■ Your objective
Each line of the records below that contains "likes" needs to be copied.

■ Information shown
******************************
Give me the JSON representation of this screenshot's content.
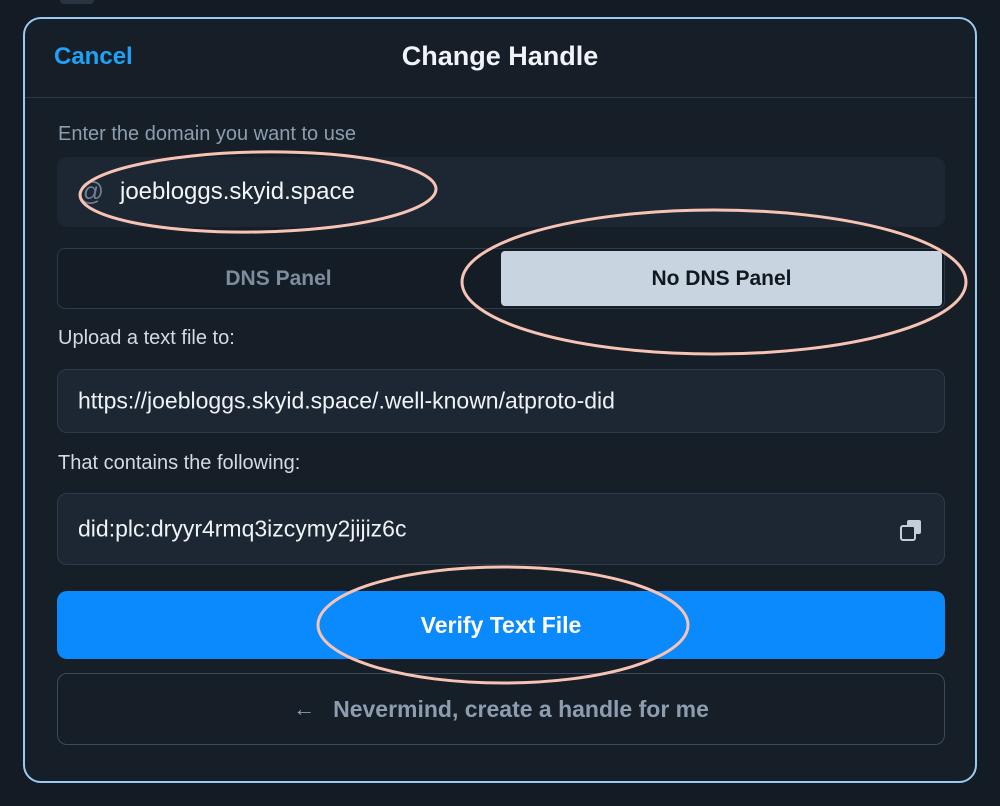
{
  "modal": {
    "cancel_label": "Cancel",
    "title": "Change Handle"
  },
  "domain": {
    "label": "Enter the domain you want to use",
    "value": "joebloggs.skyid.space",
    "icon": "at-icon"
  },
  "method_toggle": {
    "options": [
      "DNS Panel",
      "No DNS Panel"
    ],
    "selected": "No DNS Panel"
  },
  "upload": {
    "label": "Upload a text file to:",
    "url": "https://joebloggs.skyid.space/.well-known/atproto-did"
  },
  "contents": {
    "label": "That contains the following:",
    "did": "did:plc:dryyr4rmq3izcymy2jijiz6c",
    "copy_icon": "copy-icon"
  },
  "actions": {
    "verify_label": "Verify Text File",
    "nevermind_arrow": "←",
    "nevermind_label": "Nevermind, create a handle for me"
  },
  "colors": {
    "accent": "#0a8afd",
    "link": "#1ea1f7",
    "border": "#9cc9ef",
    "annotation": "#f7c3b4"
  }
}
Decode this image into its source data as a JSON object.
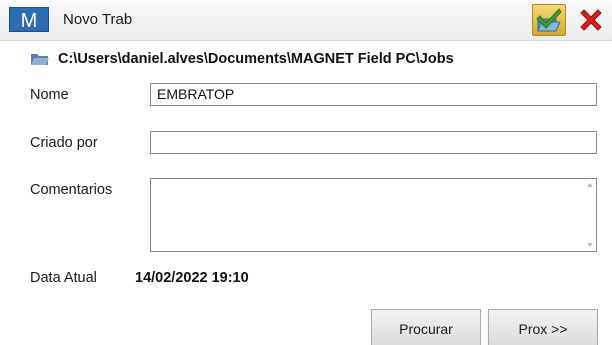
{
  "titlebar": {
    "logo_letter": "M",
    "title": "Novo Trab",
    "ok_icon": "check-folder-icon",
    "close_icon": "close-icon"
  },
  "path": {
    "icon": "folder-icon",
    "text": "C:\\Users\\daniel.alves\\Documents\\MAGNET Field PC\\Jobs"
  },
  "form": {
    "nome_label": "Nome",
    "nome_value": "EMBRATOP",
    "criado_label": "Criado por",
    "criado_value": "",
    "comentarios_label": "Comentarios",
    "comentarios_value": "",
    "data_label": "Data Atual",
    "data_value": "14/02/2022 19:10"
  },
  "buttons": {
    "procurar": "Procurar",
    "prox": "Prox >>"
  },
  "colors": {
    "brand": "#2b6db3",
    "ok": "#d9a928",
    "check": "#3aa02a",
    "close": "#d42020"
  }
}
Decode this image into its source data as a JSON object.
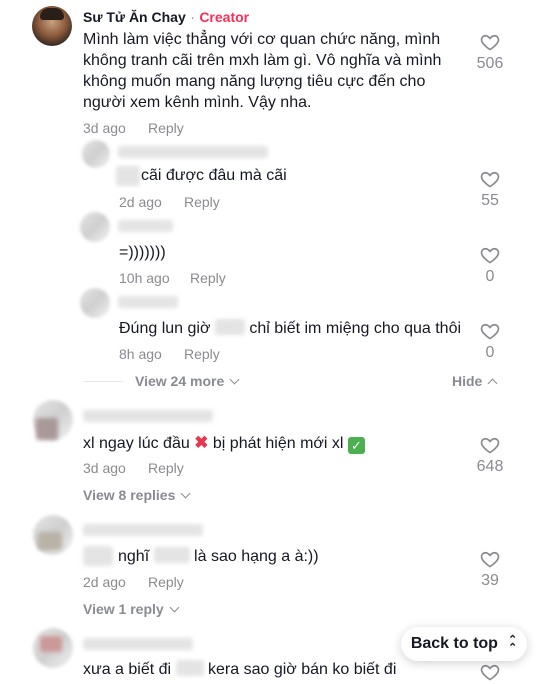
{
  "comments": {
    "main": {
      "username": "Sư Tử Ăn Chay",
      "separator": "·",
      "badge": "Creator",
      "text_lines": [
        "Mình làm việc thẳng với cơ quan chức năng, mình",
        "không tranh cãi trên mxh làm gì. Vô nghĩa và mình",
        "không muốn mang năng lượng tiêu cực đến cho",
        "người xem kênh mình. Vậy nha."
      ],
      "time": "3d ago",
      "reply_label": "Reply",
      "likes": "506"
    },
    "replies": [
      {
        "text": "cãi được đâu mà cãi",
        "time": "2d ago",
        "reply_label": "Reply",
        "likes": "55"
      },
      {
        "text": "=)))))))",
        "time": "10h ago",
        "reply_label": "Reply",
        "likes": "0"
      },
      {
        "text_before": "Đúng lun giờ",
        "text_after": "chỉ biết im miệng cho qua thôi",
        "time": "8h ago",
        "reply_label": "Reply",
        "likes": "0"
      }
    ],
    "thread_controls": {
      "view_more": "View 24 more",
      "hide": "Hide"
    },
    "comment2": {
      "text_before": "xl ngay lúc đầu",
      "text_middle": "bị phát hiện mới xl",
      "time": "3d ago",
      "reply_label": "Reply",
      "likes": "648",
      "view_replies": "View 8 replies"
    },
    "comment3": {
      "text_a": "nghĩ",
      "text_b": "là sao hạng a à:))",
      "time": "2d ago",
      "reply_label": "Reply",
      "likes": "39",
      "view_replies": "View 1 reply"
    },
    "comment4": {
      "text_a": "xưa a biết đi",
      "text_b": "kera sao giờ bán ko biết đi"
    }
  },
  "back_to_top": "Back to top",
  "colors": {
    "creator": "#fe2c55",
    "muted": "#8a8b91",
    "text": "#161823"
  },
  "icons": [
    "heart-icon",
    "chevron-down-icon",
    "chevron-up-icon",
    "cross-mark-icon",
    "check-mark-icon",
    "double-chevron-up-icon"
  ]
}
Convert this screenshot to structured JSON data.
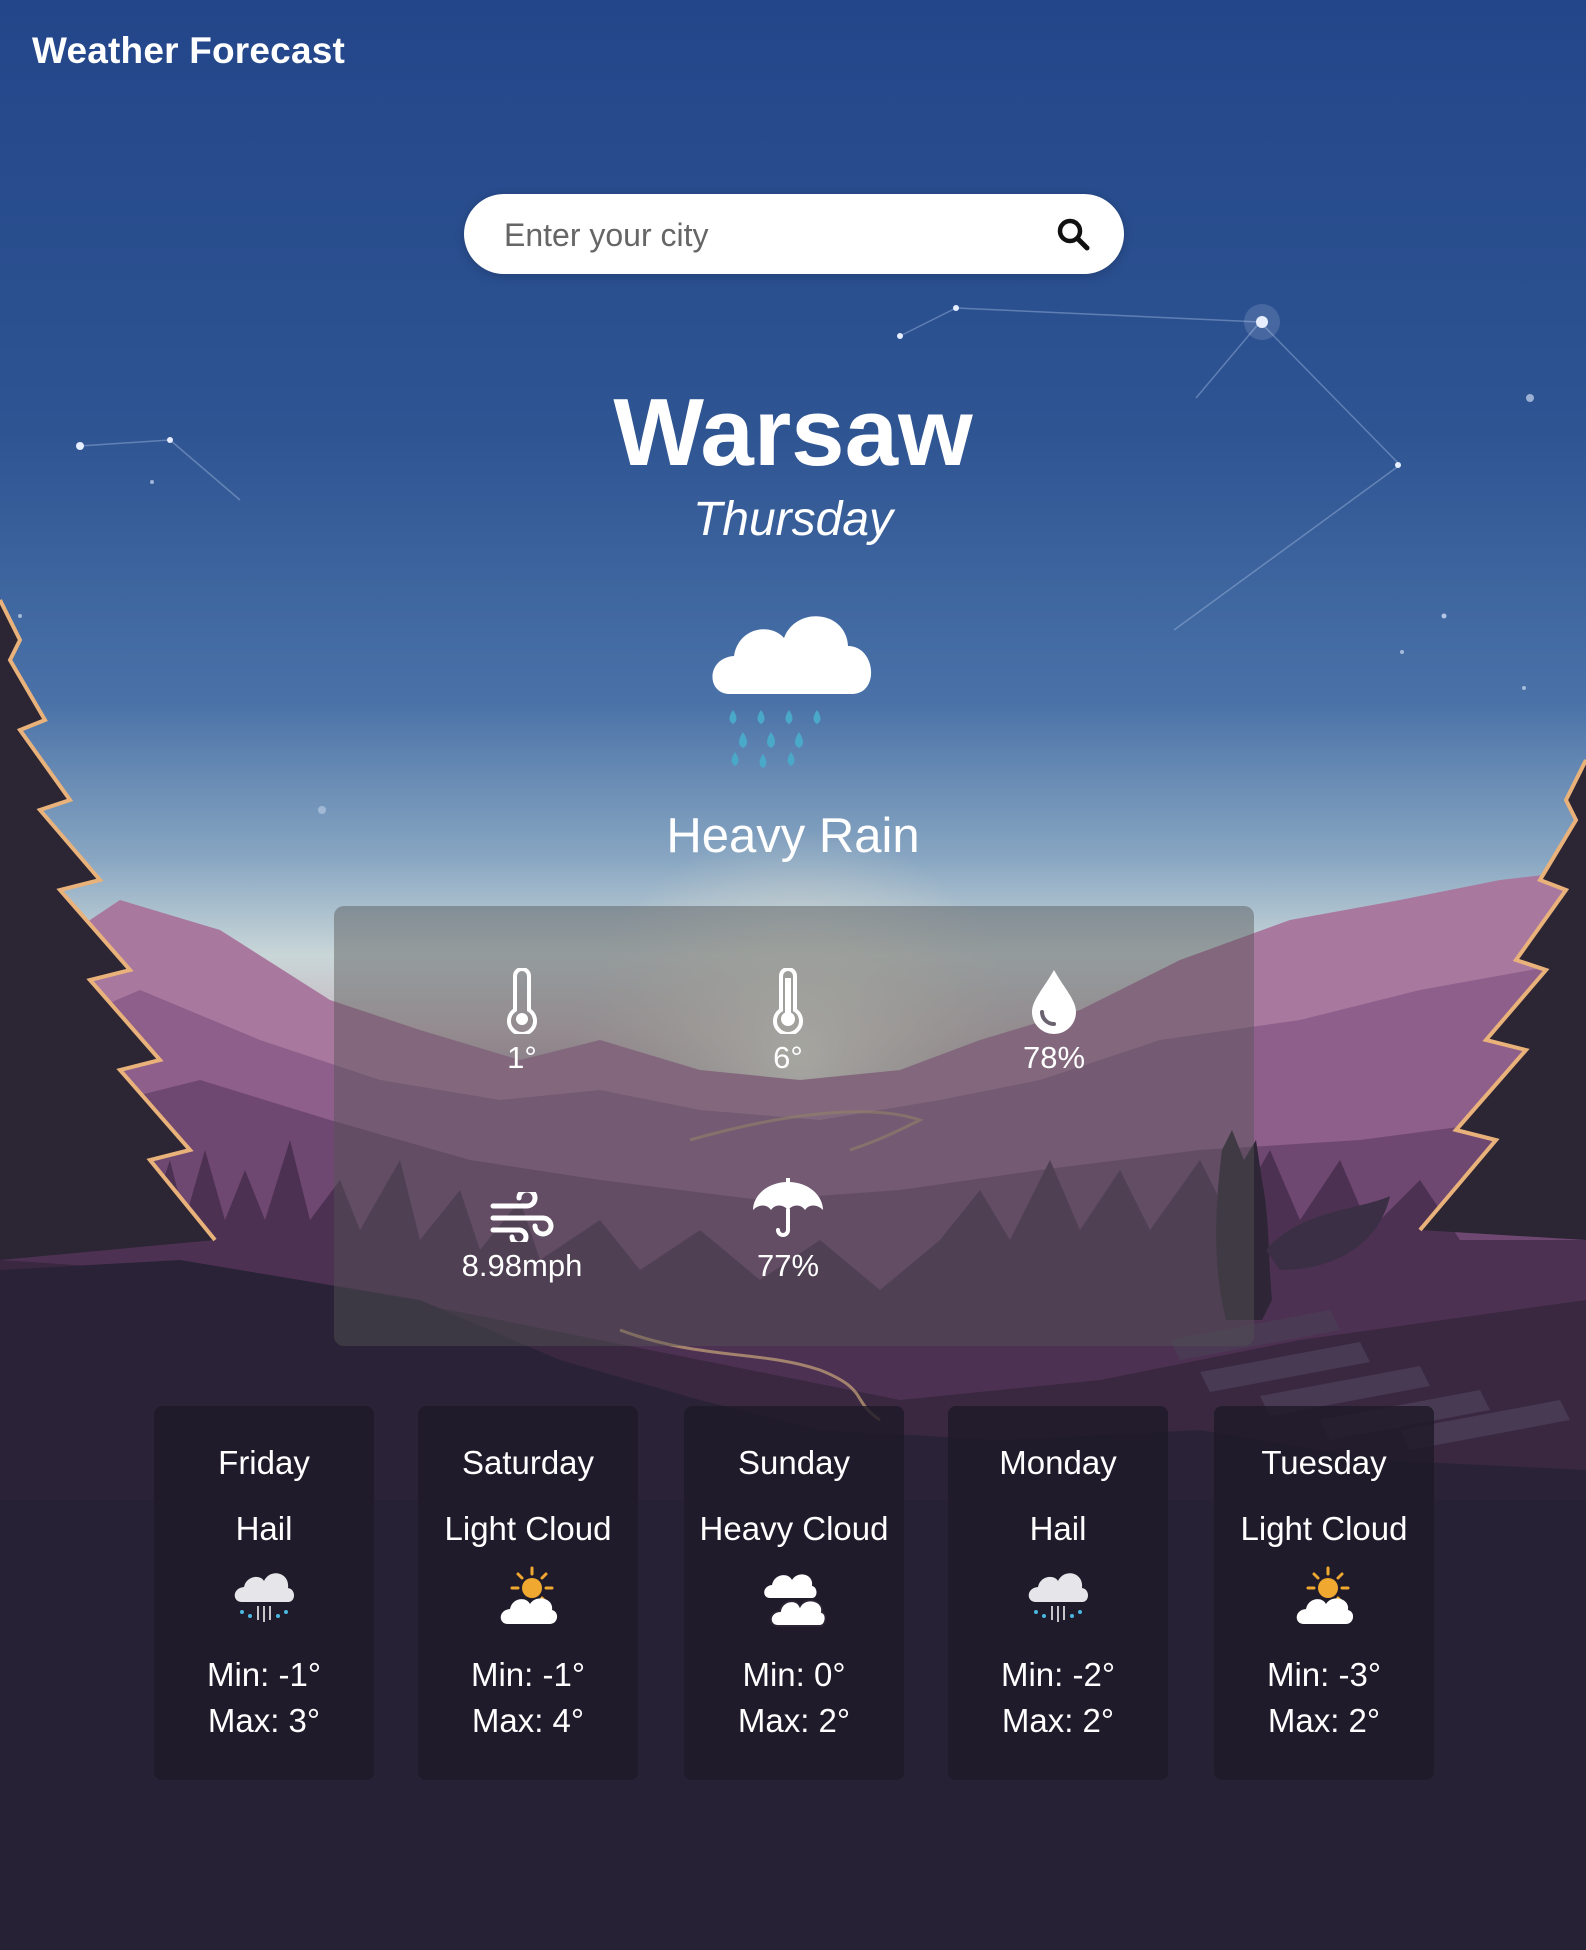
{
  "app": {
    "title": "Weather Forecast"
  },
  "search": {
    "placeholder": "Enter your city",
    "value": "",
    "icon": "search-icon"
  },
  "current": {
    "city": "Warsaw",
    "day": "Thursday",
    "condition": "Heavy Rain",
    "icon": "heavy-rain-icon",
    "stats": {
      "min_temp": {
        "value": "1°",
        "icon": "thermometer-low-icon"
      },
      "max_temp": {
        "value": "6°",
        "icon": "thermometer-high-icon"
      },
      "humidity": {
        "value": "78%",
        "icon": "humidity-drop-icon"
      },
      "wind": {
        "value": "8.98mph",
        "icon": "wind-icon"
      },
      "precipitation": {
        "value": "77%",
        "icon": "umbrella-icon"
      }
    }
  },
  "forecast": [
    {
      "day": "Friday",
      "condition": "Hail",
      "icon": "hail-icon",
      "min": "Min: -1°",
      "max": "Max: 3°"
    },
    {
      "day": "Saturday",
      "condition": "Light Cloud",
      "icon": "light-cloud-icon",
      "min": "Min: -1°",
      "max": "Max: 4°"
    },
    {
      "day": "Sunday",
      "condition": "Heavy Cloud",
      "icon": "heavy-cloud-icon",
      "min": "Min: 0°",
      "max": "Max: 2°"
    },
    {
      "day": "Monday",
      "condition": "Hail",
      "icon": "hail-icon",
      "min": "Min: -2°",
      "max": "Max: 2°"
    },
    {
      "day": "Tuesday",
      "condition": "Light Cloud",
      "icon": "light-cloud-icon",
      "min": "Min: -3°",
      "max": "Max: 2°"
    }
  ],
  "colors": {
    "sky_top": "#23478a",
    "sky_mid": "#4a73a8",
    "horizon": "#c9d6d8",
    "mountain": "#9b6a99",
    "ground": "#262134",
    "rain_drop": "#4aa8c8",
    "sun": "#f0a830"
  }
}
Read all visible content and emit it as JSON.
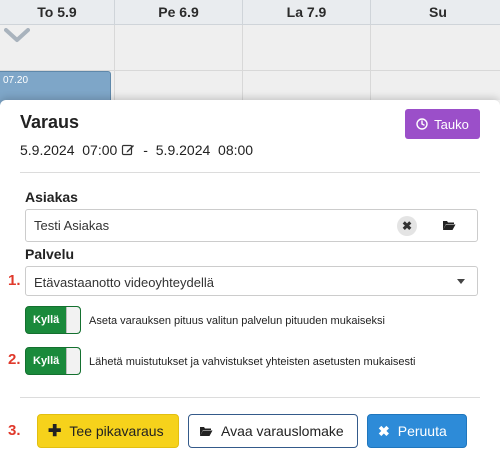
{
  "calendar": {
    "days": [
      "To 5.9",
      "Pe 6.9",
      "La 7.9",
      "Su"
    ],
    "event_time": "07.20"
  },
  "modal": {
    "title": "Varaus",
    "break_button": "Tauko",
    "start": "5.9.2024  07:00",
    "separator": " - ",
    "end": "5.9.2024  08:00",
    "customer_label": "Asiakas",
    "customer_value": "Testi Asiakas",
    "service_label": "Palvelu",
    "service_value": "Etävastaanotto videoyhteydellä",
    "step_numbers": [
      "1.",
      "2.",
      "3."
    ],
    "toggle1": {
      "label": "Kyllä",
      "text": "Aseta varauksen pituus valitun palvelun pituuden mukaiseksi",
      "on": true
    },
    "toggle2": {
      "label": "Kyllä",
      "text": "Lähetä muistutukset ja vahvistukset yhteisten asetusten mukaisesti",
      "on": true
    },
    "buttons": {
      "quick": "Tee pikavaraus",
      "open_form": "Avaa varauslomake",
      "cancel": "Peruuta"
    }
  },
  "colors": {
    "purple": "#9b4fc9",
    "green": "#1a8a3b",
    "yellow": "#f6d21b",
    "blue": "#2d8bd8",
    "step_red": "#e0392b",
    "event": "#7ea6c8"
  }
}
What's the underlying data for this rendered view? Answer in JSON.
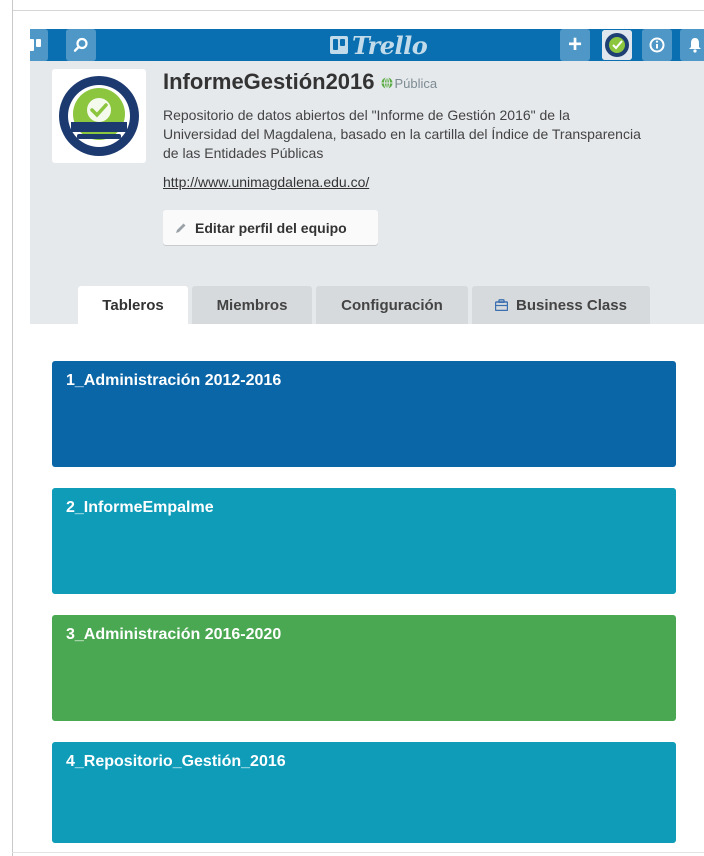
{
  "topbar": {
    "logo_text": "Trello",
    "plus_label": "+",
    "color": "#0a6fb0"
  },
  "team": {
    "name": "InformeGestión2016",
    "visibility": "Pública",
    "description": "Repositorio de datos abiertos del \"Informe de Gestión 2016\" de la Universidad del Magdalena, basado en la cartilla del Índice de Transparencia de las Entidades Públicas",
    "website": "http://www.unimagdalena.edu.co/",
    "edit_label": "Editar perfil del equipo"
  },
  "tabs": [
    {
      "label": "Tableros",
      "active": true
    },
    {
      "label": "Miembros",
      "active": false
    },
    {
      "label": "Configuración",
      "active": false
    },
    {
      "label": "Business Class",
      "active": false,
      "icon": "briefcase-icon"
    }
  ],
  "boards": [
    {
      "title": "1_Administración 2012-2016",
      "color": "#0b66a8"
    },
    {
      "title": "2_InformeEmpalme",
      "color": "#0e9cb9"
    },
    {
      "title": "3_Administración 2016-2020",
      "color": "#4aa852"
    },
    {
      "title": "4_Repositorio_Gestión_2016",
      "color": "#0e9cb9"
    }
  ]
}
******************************
■ Response area
      "likes": "506"
        "likes": "55"
        "likes": "0"
        "likes": "0"
      "likes": "648",
      "likes": "39",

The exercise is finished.